▶ _Exercise input_
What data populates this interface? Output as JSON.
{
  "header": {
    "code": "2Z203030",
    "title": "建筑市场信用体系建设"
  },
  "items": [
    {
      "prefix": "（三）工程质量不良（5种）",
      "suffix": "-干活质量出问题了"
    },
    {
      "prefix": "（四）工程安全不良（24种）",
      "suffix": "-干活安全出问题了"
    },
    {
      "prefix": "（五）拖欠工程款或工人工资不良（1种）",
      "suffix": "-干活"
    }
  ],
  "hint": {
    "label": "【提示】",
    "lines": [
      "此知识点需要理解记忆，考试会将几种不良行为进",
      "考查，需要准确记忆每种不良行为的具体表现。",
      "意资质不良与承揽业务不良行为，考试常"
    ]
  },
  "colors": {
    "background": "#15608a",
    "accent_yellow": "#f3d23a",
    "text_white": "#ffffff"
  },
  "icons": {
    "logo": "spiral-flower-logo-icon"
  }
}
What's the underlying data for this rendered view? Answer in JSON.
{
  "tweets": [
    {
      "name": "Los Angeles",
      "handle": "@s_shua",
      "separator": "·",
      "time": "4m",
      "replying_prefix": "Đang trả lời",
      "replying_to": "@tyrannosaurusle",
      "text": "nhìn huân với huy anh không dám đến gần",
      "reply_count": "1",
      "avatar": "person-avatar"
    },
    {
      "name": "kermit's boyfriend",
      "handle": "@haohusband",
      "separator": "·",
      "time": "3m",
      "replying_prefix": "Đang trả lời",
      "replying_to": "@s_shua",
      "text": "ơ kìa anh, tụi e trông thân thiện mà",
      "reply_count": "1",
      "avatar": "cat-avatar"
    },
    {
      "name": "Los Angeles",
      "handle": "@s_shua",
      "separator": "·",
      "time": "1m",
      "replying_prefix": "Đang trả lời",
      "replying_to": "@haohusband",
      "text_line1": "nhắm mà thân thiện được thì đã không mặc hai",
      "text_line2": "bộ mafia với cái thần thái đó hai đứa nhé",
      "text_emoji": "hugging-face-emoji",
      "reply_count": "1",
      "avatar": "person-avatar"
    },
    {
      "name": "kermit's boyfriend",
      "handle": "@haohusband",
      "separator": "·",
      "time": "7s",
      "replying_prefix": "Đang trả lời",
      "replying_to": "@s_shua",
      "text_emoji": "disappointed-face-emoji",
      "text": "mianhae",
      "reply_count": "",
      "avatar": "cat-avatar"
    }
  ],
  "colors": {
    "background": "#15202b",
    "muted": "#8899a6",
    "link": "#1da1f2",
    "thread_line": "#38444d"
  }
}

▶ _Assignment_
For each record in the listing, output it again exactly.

▶ _Reply to the exercise_
What data populates this interface? Output as JSON.
{
  "header": {
    "code": "2Z203030",
    "title": "建筑市场信用体系建设"
  },
  "items": [
    {
      "prefix": "（三）工程质量不良（5种）",
      "suffix": "-干活质量出问题了"
    },
    {
      "prefix": "（四）工程安全不良（24种）",
      "suffix": "-干活安全出问题了"
    },
    {
      "prefix": "（五）拖欠工程款或工人工资不良（1种）",
      "suffix": "-干活"
    }
  ],
  "hint": {
    "label": "【提示】",
    "lines": [
      "此知识点需要理解记忆，考试会将几种不良行为进",
      "考查，需要准确记忆每种不良行为的具体表现。",
      "意资质不良与承揽业务不良行为，考试常"
    ]
  },
  "colors": {
    "background": "#15608a",
    "accent_yellow": "#f3d23a",
    "text_white": "#ffffff"
  },
  "icons": {
    "logo": "spiral-flower-logo-icon"
  }
}
What's the underlying data for this rendered view? Answer in JSON.
{
  "tweets": [
    {
      "name": "Los Angeles",
      "handle": "@s_shua",
      "separator": "·",
      "time": "4m",
      "replying_prefix": "Đang trả lời",
      "replying_to": "@tyrannosaurusle",
      "text": "nhìn huân với huy anh không dám đến gần",
      "reply_count": "1",
      "avatar": "person-avatar"
    },
    {
      "name": "kermit's boyfriend",
      "handle": "@haohusband",
      "separator": "·",
      "time": "3m",
      "replying_prefix": "Đang trả lời",
      "replying_to": "@s_shua",
      "text": "ơ kìa anh, tụi e trông thân thiện mà",
      "reply_count": "1",
      "avatar": "cat-avatar"
    },
    {
      "name": "Los Angeles",
      "handle": "@s_shua",
      "separator": "·",
      "time": "1m",
      "replying_prefix": "Đang trả lời",
      "replying_to": "@haohusband",
      "text_line1": "nhắm mà thân thiện được thì đã không mặc hai",
      "text_line2": "bộ mafia với cái thần thái đó hai đứa nhé",
      "text_emoji": "hugging-face-emoji",
      "reply_count": "1",
      "avatar": "person-avatar"
    },
    {
      "name": "kermit's boyfriend",
      "handle": "@haohusband",
      "separator": "·",
      "time": "7s",
      "replying_prefix": "Đang trả lời",
      "replying_to": "@s_shua",
      "text_emoji": "disappointed-face-emoji",
      "text": "mianhae",
      "reply_count": "",
      "avatar": "cat-avatar"
    }
  ],
  "colors": {
    "background": "#15202b",
    "muted": "#8899a6",
    "link": "#1da1f2",
    "thread_line": "#38444d"
  }
}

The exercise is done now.